For more information about stem cell transplantation, visit Stem Cell Transplantation Overview.
Treatment of Early-Stage MCL
Treatment of Stage I or Stage II MCL may involve radiation therapy, the types of drug therapies that are also used for advanced disease, or both radiation therapy and drug therapy. Because relatively few people are diagnosed with early-stage MCL, there is limited information available about which approach is most effective.
Strategies to Improve Treatment
Because outcomes remain suboptimal for many people with MCL, researchers continue to develop and test new approaches to treatment. These new approaches include vaccines as well as many different types of drugs. Zevalin® (ibritumomab tiuxetan), for example, is a radioimmunotherapeutic. Radioimmunotherapy involves treatment with a radioactive substance linked to a monoclonal antibody.

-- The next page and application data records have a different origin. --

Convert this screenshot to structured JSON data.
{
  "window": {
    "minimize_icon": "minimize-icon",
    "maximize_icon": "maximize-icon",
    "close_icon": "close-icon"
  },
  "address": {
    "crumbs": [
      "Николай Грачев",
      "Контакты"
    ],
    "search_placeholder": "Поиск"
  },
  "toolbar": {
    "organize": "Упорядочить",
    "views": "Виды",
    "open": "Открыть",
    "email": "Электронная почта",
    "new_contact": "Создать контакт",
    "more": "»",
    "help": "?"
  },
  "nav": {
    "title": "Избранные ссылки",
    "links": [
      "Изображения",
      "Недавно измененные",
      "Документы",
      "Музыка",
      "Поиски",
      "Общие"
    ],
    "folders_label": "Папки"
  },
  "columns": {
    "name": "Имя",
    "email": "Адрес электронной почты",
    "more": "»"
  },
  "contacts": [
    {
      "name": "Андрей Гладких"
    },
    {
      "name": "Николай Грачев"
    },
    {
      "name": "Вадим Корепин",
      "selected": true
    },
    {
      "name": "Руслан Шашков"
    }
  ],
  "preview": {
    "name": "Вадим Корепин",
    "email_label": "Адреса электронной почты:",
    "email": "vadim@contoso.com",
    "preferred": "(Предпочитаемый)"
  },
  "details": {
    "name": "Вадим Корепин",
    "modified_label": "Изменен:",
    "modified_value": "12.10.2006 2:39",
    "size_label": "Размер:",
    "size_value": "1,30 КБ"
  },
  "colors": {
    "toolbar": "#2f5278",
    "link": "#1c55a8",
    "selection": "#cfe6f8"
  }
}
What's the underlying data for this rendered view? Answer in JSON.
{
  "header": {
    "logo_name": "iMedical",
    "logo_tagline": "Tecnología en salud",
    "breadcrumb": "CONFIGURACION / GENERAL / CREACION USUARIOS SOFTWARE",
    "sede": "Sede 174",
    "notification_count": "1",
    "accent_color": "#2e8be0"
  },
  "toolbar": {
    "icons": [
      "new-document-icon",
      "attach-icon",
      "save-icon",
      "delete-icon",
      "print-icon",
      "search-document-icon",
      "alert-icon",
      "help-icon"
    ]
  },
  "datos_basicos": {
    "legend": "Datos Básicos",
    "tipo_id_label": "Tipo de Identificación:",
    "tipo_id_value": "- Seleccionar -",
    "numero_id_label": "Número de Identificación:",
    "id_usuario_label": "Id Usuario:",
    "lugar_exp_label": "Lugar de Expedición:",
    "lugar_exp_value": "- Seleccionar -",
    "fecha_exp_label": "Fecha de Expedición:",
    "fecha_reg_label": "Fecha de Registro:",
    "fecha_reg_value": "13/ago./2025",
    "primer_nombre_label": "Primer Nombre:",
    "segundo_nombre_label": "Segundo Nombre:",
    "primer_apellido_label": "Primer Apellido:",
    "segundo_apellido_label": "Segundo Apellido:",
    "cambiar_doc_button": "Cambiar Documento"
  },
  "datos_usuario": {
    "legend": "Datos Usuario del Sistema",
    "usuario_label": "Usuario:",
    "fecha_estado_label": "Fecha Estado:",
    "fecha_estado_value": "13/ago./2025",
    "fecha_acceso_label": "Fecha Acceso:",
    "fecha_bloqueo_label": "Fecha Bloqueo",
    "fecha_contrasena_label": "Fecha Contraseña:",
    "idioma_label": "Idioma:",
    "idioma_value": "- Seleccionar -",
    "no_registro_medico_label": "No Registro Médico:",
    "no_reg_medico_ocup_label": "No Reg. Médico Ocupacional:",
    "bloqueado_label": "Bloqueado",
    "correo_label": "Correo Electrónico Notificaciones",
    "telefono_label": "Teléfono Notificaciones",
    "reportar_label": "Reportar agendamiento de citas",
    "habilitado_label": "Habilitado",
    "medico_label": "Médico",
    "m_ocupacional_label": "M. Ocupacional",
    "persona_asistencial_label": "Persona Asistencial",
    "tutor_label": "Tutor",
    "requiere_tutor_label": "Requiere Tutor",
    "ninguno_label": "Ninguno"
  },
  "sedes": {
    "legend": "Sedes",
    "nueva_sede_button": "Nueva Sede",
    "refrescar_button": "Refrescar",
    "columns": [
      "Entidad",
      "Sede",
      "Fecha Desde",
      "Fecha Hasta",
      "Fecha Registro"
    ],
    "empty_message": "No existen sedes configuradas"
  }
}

In the case of Zevalin, the antibody recognizes and binds to the CD20 protein found on the surface of B cells. The binding of the antibody delivers the radiation directly to the cancer. Zevalin has been approved for the treatment of patients with certain other types of non-Hodgkin lymphoma, and it is also producing promising results in studies of patients with MCL.5
Patients who are interested in participating in a clinical trial of new treatment approaches may wish to discuss the risks and benefits with their physician. Information about ongoing clinical trials is also available from the National Cancer Institute.
1 Shah BD, Martin P, Sotomayor EM. Mantle cell lymphoma: a clinically heterogeneous disease in need of tailored approaches. Cancer Control. 2012;19:227-235.
2 National Cancer Institute. What You Need to Know About™ Non-Hodgkin Lymphoma. 2008.
3 Leukemia and Lymphoma Society. Mantle Cell Lymphoma Facts. July 2012.
4 Vose JM. Mantle cell lymphoma: 2012 update on diagnosis, risk-stratification, and clinical management. American Journal of Hematology. 2012;87:605-609.
5 Smith MR, Li H, Gordon L et al. Phase II Study of Rituximab Plus Cyclophosphamide, Doxorubicin, Vincristine, and Prednisone Immunochemotherapy Followed by Yttrium-90–Ibritumomab Tiuxetan in Untreated Mantle-Cell Lymphoma: Eastern Cooperative Oncology Group Study E1499. Journal of Clinical Oncology. 2012;30:3119-3126.